When a customer purchases new brake pads or shoes for their vehicle, they often overlook the hardware in the brake system that supports the calipers and pads. Anti-rattle shims and springs also help dampen noise-producing vibrations when the brakes are applied. If the vehicle has drum brakes at the rear, the hardware inside the drums positions and retracts the shoes and helps maintain proper shoe adjustment.
Brake hardware should always be inspected and replaced as needed because worn, loose, badly corroded or missing hardware can prevent the brakes from operating properly. New brake hardware is recommended for high-mileage vehicles when the brakes are re-lined.
The shoes inside a rear drum brake are held in place by “hold-down springs,” which are small coil springs secured by a pin that extends through the backing plate and locks into a cover piece that fits over the top of each spring. If the hold-down springs and pins are badly corroded, they may break or fall apart. The loose pieces will then rattle around inside the drum, creating noise, possibly scoring the drum and/or wedging between the shoes and drum causing the brake to seize.
Also attached to each shoe are two or more relatively stiff “return springs.” The return springs pull the shoes back away from the drum when the brakes are released.
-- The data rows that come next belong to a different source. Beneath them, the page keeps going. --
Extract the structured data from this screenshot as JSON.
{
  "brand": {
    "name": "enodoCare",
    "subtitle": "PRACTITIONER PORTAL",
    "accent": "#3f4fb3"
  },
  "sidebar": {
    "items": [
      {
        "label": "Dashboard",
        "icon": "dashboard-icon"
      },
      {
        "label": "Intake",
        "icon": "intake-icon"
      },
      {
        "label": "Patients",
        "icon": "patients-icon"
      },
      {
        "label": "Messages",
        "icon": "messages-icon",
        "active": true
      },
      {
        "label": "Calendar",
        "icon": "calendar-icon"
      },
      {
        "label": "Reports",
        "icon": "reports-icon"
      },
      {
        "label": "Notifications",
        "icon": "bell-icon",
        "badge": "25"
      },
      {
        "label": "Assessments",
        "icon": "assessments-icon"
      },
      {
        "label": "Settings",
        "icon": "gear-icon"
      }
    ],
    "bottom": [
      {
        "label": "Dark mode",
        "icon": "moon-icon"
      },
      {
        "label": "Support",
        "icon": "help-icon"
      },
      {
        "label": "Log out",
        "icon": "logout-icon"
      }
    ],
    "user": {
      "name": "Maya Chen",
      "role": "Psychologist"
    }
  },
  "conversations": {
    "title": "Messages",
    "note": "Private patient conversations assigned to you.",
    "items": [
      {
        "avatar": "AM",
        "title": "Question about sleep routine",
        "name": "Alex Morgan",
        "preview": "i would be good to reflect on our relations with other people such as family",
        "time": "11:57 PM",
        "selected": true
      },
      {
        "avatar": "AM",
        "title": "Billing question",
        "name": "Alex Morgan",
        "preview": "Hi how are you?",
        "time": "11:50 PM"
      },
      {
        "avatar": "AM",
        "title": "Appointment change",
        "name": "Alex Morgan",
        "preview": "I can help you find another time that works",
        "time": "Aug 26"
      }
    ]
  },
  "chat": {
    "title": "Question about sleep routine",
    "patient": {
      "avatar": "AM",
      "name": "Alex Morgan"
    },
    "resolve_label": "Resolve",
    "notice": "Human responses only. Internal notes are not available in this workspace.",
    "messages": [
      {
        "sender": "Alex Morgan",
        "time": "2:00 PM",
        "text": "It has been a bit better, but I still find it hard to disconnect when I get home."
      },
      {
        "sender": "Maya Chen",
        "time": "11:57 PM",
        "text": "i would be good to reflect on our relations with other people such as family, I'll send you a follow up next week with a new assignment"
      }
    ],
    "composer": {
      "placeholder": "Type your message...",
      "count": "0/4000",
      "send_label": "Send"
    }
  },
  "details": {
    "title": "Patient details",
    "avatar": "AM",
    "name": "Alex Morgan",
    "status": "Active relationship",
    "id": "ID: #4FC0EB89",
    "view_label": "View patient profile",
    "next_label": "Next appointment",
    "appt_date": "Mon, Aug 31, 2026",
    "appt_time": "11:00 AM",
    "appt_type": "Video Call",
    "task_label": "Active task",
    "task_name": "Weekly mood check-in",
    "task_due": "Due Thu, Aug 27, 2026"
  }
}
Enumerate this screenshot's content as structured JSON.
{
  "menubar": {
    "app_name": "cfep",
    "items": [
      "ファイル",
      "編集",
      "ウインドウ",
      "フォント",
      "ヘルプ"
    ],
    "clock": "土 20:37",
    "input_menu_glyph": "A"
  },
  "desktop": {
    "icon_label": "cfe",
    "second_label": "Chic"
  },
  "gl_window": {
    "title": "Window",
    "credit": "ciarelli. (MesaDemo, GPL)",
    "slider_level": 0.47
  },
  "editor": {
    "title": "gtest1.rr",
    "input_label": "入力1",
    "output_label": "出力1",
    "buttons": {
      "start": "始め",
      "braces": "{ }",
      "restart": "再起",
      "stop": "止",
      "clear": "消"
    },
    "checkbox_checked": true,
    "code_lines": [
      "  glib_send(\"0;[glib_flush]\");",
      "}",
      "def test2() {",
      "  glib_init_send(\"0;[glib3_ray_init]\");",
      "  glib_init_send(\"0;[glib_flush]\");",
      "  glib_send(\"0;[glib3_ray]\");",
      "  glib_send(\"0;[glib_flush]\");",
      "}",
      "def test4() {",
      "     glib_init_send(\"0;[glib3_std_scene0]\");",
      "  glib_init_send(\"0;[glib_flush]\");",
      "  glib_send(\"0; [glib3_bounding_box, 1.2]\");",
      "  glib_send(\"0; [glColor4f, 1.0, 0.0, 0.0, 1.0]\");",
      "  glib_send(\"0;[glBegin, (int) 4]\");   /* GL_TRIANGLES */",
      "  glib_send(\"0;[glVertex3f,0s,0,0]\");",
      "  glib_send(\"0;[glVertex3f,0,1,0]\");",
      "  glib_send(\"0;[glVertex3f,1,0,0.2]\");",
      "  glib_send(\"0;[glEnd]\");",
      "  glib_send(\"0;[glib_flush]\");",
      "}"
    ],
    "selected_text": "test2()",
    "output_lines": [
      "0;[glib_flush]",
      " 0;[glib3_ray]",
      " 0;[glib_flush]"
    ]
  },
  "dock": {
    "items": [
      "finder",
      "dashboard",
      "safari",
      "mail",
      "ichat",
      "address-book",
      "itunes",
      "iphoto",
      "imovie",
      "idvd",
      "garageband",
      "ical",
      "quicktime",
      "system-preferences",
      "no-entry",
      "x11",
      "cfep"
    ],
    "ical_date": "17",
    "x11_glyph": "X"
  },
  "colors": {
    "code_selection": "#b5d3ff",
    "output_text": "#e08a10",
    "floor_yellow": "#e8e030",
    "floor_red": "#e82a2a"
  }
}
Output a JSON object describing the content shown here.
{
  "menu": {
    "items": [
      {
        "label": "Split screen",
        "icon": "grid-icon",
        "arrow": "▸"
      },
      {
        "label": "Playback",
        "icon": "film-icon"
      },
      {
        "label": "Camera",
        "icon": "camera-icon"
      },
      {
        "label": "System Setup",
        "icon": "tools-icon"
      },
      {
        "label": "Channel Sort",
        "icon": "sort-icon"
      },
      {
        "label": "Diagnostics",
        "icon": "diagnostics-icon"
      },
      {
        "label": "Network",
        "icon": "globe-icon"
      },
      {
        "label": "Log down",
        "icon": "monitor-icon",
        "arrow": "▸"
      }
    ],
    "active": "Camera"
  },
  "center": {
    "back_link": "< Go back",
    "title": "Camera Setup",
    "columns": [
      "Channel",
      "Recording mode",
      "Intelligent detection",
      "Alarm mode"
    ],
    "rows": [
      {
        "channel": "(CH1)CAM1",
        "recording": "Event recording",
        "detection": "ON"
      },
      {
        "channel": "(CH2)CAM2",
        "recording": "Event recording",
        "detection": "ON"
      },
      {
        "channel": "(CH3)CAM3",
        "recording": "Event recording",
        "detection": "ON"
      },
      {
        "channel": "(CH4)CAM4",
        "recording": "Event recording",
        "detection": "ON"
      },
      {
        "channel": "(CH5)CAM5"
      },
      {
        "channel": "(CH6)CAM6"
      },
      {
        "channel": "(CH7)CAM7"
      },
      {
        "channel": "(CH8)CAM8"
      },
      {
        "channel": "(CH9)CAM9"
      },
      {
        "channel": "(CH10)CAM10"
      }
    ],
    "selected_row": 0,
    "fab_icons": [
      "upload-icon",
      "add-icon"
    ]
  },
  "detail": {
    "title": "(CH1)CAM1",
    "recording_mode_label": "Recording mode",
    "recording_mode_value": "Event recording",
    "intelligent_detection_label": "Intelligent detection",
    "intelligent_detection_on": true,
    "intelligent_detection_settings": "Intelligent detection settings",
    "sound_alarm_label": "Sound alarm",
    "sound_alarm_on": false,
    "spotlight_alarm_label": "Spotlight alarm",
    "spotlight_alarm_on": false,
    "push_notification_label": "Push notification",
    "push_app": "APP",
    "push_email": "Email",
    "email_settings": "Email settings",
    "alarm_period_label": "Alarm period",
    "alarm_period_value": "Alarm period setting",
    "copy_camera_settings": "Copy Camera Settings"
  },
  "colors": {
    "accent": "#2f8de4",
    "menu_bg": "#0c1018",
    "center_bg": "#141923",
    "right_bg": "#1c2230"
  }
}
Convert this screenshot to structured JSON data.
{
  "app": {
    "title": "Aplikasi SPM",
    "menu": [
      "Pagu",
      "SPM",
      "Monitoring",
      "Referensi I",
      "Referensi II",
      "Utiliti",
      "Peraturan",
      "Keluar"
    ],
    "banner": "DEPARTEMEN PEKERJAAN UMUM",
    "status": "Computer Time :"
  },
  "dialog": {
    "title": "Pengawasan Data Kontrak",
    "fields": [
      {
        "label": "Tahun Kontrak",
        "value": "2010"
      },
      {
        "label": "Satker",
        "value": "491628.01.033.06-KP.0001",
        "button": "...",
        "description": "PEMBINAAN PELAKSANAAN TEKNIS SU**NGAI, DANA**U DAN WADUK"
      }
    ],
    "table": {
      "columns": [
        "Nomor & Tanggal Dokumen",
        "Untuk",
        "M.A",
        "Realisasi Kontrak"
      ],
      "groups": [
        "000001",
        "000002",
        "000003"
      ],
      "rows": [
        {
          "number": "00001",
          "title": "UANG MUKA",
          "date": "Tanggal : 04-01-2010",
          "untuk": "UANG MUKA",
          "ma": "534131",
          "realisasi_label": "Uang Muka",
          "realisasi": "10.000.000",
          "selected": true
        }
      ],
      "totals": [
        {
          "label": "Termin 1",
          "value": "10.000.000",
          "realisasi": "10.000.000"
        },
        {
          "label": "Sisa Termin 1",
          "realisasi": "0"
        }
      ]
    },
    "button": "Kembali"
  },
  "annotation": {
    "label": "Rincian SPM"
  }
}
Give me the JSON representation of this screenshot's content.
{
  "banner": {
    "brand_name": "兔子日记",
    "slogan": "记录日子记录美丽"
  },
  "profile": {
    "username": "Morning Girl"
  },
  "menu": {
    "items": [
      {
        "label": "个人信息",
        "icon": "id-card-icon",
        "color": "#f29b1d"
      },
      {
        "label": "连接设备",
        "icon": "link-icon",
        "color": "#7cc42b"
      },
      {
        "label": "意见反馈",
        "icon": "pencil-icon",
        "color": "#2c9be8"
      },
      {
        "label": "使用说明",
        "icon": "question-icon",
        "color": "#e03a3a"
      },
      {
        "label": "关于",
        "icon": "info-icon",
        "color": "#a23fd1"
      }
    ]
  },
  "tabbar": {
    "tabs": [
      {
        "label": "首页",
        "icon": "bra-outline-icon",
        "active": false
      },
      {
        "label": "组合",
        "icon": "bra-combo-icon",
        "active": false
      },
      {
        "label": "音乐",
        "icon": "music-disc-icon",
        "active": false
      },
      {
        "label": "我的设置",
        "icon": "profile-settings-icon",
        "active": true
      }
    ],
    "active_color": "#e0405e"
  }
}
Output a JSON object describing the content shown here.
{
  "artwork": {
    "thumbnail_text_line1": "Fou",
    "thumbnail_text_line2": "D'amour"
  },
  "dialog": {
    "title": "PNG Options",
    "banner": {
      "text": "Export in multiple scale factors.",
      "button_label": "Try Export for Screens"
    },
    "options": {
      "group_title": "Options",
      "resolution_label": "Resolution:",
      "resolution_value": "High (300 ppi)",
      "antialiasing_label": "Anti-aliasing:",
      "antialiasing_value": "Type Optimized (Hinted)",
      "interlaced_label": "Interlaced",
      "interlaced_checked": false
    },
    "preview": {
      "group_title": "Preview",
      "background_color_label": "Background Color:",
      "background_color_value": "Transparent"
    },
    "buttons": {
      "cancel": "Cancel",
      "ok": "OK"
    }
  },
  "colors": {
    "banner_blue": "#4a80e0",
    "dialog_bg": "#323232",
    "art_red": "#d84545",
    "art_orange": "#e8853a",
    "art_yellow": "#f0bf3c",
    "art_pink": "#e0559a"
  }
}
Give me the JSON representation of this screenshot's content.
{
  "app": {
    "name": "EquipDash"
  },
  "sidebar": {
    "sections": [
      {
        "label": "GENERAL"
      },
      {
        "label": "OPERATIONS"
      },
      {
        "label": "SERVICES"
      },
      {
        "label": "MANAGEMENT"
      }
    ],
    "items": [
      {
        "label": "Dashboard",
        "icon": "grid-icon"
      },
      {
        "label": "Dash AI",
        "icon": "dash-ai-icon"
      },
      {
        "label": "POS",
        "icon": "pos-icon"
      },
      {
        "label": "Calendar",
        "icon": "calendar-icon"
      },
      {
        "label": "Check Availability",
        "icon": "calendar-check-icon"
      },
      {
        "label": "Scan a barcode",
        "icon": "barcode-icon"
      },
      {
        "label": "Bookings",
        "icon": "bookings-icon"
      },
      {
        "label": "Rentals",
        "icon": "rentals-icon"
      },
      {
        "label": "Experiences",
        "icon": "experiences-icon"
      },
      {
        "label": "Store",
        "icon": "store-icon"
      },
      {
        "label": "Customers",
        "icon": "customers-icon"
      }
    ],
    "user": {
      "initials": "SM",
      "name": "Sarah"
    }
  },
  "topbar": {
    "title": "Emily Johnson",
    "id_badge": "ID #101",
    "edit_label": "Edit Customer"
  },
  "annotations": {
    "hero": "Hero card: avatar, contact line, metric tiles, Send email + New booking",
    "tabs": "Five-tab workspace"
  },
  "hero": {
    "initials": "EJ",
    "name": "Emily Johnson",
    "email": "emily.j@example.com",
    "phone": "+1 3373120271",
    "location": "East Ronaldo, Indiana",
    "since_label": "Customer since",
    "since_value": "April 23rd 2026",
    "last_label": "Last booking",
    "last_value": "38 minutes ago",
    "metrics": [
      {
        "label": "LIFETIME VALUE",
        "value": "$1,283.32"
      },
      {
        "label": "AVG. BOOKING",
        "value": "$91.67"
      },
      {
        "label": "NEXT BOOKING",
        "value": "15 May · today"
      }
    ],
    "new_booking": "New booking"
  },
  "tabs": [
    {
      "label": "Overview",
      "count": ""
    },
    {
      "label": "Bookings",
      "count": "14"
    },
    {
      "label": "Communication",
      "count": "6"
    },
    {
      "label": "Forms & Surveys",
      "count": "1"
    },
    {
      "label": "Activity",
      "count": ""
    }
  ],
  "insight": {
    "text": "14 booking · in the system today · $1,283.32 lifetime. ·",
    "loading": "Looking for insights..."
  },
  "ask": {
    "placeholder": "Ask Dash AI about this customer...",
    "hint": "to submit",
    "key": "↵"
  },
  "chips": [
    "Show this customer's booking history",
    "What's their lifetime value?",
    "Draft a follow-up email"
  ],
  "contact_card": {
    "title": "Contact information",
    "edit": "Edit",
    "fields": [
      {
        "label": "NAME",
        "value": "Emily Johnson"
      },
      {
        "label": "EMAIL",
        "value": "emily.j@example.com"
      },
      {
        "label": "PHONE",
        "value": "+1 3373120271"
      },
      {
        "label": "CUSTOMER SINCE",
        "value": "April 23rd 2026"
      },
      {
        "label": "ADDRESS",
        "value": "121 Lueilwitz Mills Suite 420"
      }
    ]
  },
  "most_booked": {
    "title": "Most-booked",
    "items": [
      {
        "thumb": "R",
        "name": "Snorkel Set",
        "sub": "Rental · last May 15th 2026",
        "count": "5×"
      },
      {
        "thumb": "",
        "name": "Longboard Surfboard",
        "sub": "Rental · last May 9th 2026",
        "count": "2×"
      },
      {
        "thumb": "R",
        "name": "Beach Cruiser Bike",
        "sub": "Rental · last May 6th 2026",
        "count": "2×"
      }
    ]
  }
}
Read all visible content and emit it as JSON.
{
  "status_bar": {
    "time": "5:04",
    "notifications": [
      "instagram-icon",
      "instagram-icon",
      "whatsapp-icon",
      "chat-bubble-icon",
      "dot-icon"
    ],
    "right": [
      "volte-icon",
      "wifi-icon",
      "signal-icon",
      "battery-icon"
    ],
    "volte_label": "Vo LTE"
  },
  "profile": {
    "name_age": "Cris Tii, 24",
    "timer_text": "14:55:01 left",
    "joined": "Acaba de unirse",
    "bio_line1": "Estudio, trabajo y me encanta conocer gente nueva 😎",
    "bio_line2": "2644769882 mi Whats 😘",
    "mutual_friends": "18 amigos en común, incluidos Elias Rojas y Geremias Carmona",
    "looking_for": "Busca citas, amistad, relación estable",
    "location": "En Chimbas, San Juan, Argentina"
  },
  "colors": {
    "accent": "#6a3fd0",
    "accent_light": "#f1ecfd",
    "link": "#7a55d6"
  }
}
Over time, these springs may weaken and allow the brakes to drag.
A “self-adjuster” inside the drum brake maintains proper clearances between the shoes and drum. If a self-adjuster is corroded or sticks, it won’t compensate for lining wear and will cause brake pedal travel to increase.
Note: self-adjusters are usually directional and are not interchangeable left-to-right. If installed on the wrong side, the self-adjuster will not work properly.
Additional drum hardware may include a cable linkage for the self-adjuster and/or parking brake lever and an additional return spring for the parking brake mechanism.
Disc brake hardware includes the slides, pins, boots and bushings that allow a “floating” (sliding) caliper to center itself over the rotor, the “anti-rattle” springs that dampen pad vibrations to reduce brake noise, and any additional shims or insulators that may be used on the back of the pads for additional noise control.
When the pads and/or calipers are replaced, the caliper mounts, slides, bushings or pins should all be carefully inspected and lubricated to assure smooth operation. If your customer doesn’t have brake grease, be sure to sell him some.
Loose, missing, corroded or damaged hardware can also contribute to disc brake noise problems. If the anti-rattle clips, shims or insulators that go on the backs of the pads are overlooked or forgotten, the pads may rattle and vibrate when the brakes are applied causing an annoying squeal.